X-ray vision achieved by rendering brain samples transparent

Japanese scientists have cracked the problem of ‘optical clearing’ — making biological samples transparent and preserving them without damaging their structure

Researchers in Japan have devised a method for rendering brain tissue transparent, to help biologists gather information about the three-dimensional structure of the brain and processes affecting it, such as the formation of protein ‘plaques’ associated with Alzheimer’s disease. Known as optical clearing, the technique has ben a challenge in the past because of the difficulty of changing the optical qualities of the tissue without damaging it.

“While Superman’s x-ray vision is only the stuff of comics, our method, called ScaleS, is a real and practical way to see through brain and body tissue,” said lead researcher Atsushi Miyawaki of the RIKEN Brain Science Institute near Tokyo.

3-D visualization of protein plaques (green) and blood vessels (red) in a region of cerebral cortex from a 20-month-old Alzheimer’s disease model mouse, optically cleared using the ScaleS technique

Miyawaki’s team has been working on the project since 2011, when they discovered that an aqueous solution of urea was promising for brain tissue optical clearing, but they ran into the tissue damage problem. They have now refined the technique by using a solution which also contains the sugar alcohol sorbitol, as they explain in Nature Neuroscience.

“By combining sorbitol in the right proportion with urea, we could create transparent brains with minimal tissue damage, that can handle both florescent and immunohistochemical labeling techniques, and is even effective in older animals,” Miyawaki said.

The ScaleS solution also works as a preservative, keeping samples usable for over a year. It can also be combined with other sample preparation techniques: the team used it with a technique for labelling structures that trigger a response from the immune system and another for fluorescent chemical compounds to produce high-resolution images of Alzheimer’s plaques, which are not detectable in standard 2D microscopy.

This experiment demonstrated for the first time that the plaques are not isolated, but grow around cells called micoglia — mobile cels which surround and protect neurons.

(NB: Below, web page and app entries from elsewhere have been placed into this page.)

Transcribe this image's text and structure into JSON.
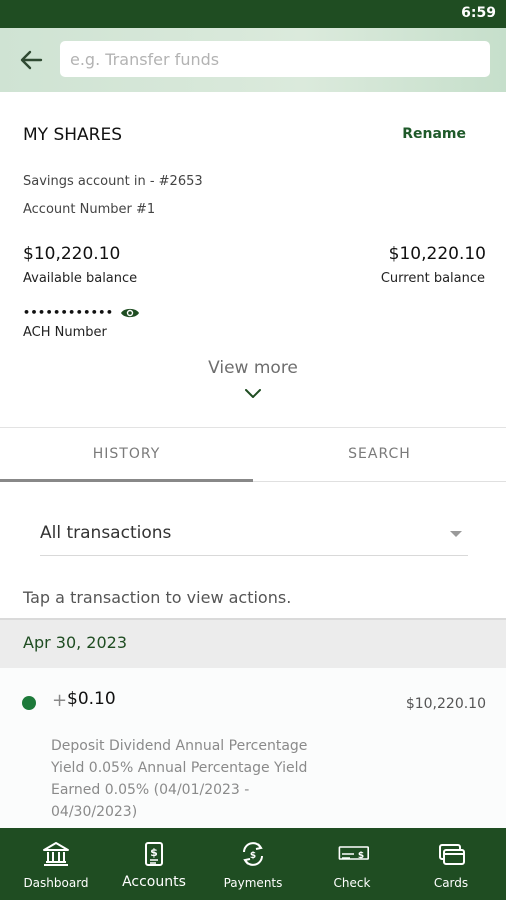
{
  "status_bar": {
    "time": "6:59"
  },
  "search": {
    "placeholder": "e.g. Transfer funds"
  },
  "account": {
    "name": "MY SHARES",
    "rename_label": "Rename",
    "type_line": "Savings account in - #2653",
    "number_line": "Account Number #1",
    "available_balance": "$10,220.10",
    "available_label": "Available balance",
    "current_balance": "$10,220.10",
    "current_label": "Current balance",
    "ach_masked": "••••••••••••",
    "ach_label": "ACH Number",
    "view_more": "View more"
  },
  "tabs": [
    {
      "label": "HISTORY",
      "active": true
    },
    {
      "label": "SEARCH",
      "active": false
    }
  ],
  "filter": {
    "selected": "All transactions"
  },
  "hint": "Tap a transaction to view actions.",
  "transactions": {
    "date_header": "Apr 30, 2023",
    "items": [
      {
        "sign": "+",
        "amount": "$0.10",
        "running_balance": "$10,220.10",
        "description": "Deposit Dividend Annual Percentage Yield 0.05% Annual Percentage Yield Earned 0.05% (04/01/2023 - 04/30/2023)"
      }
    ]
  },
  "bottom_nav": [
    {
      "label": "Dashboard",
      "icon": "bank-icon"
    },
    {
      "label": "Accounts",
      "icon": "document-dollar-icon"
    },
    {
      "label": "Payments",
      "icon": "payment-cycle-icon"
    },
    {
      "label": "Check",
      "icon": "check-icon"
    },
    {
      "label": "Cards",
      "icon": "cards-icon"
    }
  ],
  "colors": {
    "brand_green": "#1f4d22",
    "accent_green": "#1d7a3a",
    "date_text": "#1f4d22"
  }
}
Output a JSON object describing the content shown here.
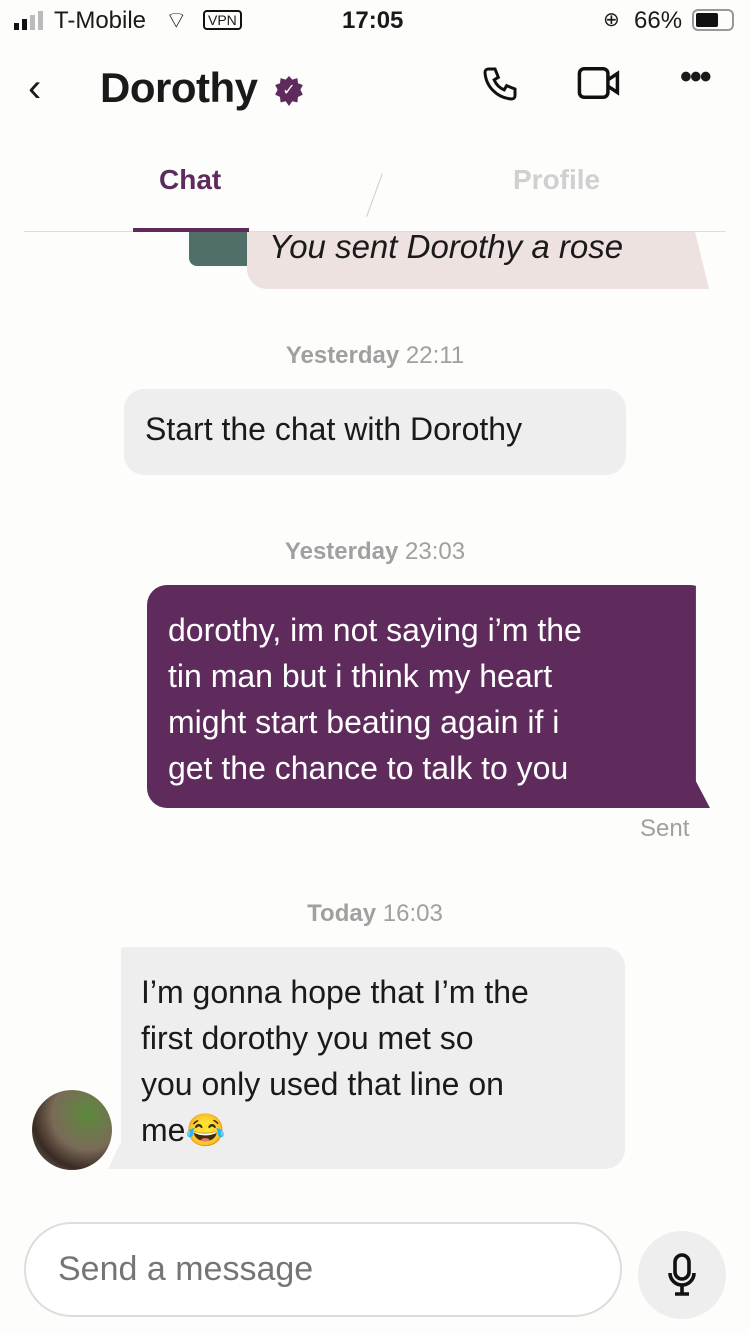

“Clearing tissue with ScaleS followed by 3D microscopy has clear advantages over 2D stereology or immunohistochemistry,” Miyawaki stated. “Our technique will be useful not only for visualising plaques in Alzheimer’s disease, but also for examining normal neural circuits and pinpointing structural changes that characterise other brain diseases.”